# Problem:
Where does the word "COVID" show up in the records? Copy every line that has it.

(Source records)

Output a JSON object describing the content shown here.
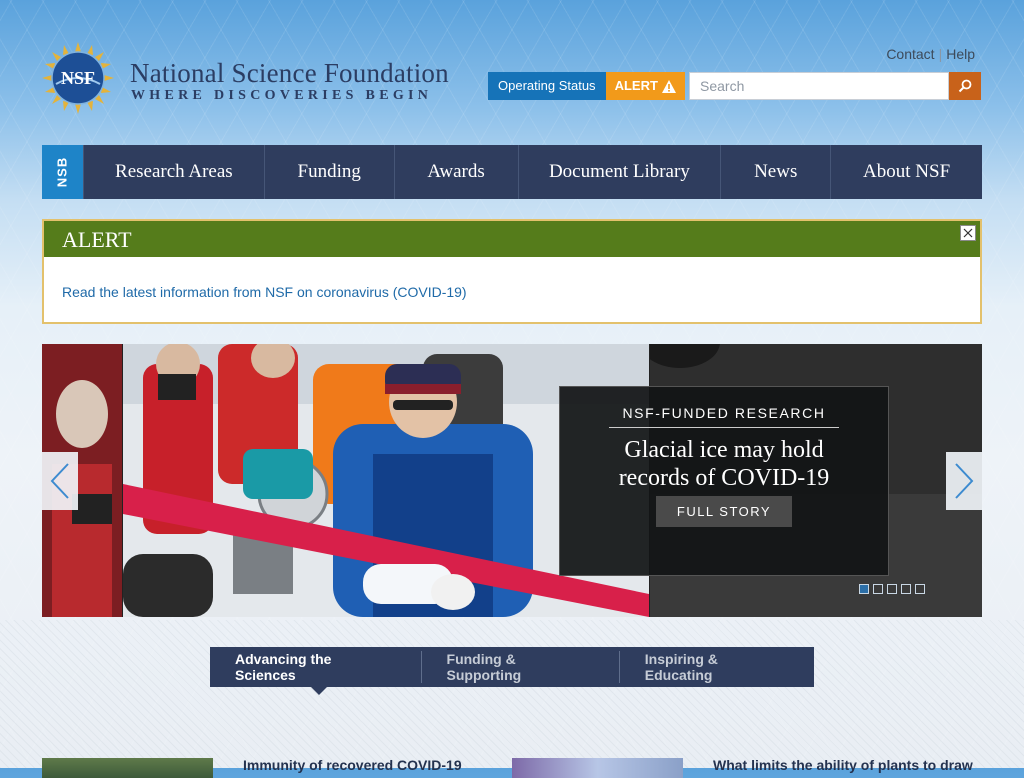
{
  "header": {
    "brand_title": "National Science Foundation",
    "brand_tagline": "WHERE DISCOVERIES BEGIN",
    "logo_text": "NSF",
    "util_links": {
      "contact": "Contact",
      "separator": "|",
      "help": "Help"
    },
    "operating_status_label": "Operating Status",
    "alert_badge_label": "ALERT",
    "search_placeholder": "Search"
  },
  "nav": {
    "nsb_label": "NSB",
    "items": [
      "Research Areas",
      "Funding",
      "Awards",
      "Document Library",
      "News",
      "About NSF"
    ]
  },
  "alert": {
    "heading": "ALERT",
    "link_text": "Read the latest information from NSF on coronavirus (COVID-19)"
  },
  "carousel": {
    "kicker": "NSF-FUNDED RESEARCH",
    "title_line1": "Glacial ice may hold",
    "title_line2": "records of COVID-19",
    "cta": "FULL STORY",
    "slide_count": 5,
    "active_slide": 1
  },
  "tabs": {
    "items": [
      "Advancing the Sciences",
      "Funding & Supporting",
      "Inspiring & Educating"
    ],
    "active_index": 0
  },
  "news": {
    "item1_title": "Immunity of recovered COVID-19",
    "item2_title": "What limits the ability of plants to draw"
  },
  "colors": {
    "nav_bg": "#2f3d5e",
    "nsb_blue": "#1e84c8",
    "alert_green": "#557c1b",
    "alert_orange": "#f29a1a",
    "search_button": "#c8621a",
    "status_blue": "#1673b8"
  }
}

# Solution to this problem:
    "link_text": "Read the latest information from NSF on coronavirus (COVID-19)"
    "title_line2": "records of COVID-19",
    "item1_title": "Immunity of recovered COVID-19",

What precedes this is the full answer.